Placentia in Division No. 1 (Avalon Peninsula), Newfoundland and Labrador — The Canadian Atlantic
Although the military head quarters of Newfoundland from 1721 until 1746, the fort was poorly maintained from the beginning and by 1744 the redoubt had to be strength(en)ed by a timber and sod-work facing and the number of guns reduced to eight, bastions were then added to the landward angles of the palisade upon which were mounted Cohorn mortars. After a partial repair in 1762 the works were allowed to decay and were finally abandoned in 1811 when the ordnance was remove.
Two 12 pdr. cannon were mounted behind a temporary earthwork battery near this site in 1813 as a protection against American privateers and may still be seen. Much of the portland stone facing of the redoubt is incorporated in the fabric of the convent.
Erected by Government of Newfoundland and Labrador.
Location. 47° 14.947′ N, 53° 57.703′ W. Marker is in Placentia, Newfoundland and Labrador, in Division No. 1 (Avalon Peninsula). Marker is on Main Street (Route 100 South) just from Orcan Drive Click for map. Marker is in this post office area: Placentia, Newfoundland and Labrador A0B, Canada.
Other nearby markers. At least 5 other markers are within walking distance of this marker. (Fort Royal) (approx. 0.8 kilometers away); Port Royal and Castle Graves (approx. 0.8 kilometers away); Fort Royal (Plaisance) (approx. 0.8 kilometers away); Castle Hill (approx. 0.8 kilometers away); a different marker also named Castle Hill (approx. 0.8 kilometers away).
Also see . . . Placentia, Newfoundland and Labrador - Wikipedia. Placentia is a town on the Avalon Peninsula, Newfoundland and Labrador, consisting of the amalgamated communities of Jerseyside, Townside, Freshwater, Dunville and Argentia. Common family names include Caul, Nolan, Power, O'Keefe, Wyse, Collins, O'Reilly, Murphy, Williams, Gambin, Hatfield, Wadman, Barry, Mooney, and Careen. (Submitted on November 15, 2014, by Barry Swackhamer of San Jose, California.)
Categories. • Forts, Castles •
Credits. This page originally submitted on , by Barry Swackhamer of San Jose, California. This page has been viewed 236 times since then and 22 times this year.
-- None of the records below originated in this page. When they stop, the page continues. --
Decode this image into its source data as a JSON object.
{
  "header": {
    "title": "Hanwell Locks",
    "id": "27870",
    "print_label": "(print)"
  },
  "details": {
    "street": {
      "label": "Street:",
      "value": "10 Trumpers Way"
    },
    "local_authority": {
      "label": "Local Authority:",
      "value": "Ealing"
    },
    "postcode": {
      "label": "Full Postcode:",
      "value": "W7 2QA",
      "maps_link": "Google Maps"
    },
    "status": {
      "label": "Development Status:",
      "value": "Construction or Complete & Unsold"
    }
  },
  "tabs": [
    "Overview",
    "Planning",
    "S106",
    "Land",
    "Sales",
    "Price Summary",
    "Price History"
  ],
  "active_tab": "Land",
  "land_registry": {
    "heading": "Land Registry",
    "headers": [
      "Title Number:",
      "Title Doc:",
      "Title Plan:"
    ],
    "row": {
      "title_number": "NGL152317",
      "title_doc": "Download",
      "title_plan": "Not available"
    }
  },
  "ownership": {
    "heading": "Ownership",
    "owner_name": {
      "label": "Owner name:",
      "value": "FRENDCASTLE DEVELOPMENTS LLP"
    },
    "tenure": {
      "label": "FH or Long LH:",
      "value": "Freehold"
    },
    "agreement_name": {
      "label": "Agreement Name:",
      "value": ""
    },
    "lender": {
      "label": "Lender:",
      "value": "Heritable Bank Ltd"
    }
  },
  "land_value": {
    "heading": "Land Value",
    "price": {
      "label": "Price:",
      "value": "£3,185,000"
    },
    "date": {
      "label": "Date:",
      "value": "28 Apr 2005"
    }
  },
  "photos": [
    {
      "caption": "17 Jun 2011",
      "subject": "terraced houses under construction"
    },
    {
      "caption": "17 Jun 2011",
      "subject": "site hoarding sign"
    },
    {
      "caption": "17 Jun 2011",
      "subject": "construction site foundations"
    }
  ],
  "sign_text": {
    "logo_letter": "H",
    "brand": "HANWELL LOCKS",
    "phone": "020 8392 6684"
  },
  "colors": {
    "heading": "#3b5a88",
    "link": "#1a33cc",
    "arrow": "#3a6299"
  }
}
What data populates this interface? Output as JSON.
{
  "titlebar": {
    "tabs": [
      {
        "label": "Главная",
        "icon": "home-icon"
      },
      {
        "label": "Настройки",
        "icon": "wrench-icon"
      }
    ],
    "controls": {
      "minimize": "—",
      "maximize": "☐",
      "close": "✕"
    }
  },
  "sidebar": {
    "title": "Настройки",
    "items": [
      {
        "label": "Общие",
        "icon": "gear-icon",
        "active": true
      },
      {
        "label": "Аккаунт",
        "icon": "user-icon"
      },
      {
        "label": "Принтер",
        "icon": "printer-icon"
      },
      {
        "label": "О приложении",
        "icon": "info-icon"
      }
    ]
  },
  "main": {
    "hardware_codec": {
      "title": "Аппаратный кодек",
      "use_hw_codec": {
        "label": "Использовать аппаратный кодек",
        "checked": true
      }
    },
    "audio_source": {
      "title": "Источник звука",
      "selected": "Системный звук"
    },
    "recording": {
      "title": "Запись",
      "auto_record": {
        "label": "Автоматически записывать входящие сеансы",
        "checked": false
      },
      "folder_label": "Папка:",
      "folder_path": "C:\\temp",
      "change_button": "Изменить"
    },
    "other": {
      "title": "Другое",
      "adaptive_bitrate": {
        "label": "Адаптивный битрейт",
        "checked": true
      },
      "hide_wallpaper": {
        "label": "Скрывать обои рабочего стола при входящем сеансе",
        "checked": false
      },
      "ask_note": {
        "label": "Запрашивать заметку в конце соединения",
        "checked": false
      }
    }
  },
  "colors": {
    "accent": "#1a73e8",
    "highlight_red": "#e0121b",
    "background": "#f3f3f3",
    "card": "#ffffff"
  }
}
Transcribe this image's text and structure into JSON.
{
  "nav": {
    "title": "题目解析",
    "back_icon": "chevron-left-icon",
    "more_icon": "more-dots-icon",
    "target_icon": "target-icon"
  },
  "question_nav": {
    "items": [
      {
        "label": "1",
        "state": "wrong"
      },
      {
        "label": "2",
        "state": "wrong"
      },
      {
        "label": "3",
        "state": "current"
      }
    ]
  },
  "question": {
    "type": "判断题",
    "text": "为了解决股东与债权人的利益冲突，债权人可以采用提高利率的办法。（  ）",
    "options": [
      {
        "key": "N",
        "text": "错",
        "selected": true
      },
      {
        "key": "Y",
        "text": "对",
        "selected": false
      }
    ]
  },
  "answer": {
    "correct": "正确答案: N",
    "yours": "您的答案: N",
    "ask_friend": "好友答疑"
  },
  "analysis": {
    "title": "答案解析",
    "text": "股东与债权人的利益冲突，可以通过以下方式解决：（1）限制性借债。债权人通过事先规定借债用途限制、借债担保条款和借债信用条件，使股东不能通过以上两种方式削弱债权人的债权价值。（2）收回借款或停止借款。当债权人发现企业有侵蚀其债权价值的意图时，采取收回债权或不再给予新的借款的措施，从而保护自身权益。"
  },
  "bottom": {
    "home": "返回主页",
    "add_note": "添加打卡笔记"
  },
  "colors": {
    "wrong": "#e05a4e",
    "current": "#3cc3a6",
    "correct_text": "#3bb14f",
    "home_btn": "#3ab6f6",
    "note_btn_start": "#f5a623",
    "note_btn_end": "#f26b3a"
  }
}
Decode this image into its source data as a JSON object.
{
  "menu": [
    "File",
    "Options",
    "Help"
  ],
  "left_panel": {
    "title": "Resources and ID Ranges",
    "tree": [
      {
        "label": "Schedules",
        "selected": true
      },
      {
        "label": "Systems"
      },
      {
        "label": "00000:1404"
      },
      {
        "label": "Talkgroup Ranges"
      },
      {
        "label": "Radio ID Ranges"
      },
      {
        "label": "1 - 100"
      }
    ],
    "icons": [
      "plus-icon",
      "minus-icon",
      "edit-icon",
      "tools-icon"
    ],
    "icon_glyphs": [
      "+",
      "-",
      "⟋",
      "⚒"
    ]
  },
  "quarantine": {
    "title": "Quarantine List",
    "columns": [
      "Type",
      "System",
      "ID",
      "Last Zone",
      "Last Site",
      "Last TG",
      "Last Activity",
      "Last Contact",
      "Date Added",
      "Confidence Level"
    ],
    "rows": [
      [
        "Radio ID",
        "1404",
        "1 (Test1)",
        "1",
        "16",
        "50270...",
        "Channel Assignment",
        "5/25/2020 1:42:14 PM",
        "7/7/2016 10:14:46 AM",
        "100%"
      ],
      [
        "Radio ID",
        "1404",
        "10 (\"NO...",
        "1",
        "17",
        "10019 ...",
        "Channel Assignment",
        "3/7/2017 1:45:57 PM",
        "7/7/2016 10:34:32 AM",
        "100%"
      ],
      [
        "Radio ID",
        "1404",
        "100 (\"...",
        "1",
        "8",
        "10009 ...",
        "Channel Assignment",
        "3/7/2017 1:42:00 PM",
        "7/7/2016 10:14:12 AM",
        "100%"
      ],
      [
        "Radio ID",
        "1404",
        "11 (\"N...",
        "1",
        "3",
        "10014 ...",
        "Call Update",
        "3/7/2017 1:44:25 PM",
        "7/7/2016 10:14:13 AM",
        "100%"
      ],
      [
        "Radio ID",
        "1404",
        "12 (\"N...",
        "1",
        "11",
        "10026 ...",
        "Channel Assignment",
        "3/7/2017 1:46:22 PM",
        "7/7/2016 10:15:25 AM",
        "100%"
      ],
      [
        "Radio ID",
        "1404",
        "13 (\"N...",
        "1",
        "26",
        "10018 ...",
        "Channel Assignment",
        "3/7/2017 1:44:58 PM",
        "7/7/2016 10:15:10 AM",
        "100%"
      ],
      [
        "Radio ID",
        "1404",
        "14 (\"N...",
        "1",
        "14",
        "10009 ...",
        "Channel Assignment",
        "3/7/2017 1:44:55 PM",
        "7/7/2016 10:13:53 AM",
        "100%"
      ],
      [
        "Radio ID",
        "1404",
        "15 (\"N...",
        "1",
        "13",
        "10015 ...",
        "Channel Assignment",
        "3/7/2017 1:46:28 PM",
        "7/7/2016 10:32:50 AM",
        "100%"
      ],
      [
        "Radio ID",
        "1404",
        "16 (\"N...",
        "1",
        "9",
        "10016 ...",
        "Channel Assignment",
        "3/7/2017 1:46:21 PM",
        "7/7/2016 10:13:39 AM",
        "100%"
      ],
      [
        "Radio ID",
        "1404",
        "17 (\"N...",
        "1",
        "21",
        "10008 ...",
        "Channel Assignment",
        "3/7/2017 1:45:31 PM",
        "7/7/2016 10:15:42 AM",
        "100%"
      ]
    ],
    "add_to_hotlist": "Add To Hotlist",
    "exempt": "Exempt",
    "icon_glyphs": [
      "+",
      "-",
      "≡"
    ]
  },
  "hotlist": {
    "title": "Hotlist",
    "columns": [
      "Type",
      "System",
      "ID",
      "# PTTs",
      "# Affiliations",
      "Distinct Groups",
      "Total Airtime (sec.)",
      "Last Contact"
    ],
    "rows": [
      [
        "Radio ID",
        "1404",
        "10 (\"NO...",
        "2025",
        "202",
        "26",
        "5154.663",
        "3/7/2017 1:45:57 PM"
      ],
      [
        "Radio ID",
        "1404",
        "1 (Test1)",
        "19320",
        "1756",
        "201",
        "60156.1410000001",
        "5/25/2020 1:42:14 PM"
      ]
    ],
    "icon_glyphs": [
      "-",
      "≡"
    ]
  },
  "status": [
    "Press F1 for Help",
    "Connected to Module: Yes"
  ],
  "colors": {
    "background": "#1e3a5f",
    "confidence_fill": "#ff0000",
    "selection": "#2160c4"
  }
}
Photos: 1, 2, 3. submitted on , by Barry Swackhamer of San Jose, California. • Andrew Ruppenstein was the editor who published this page. This page was last revised on June 16, 2016.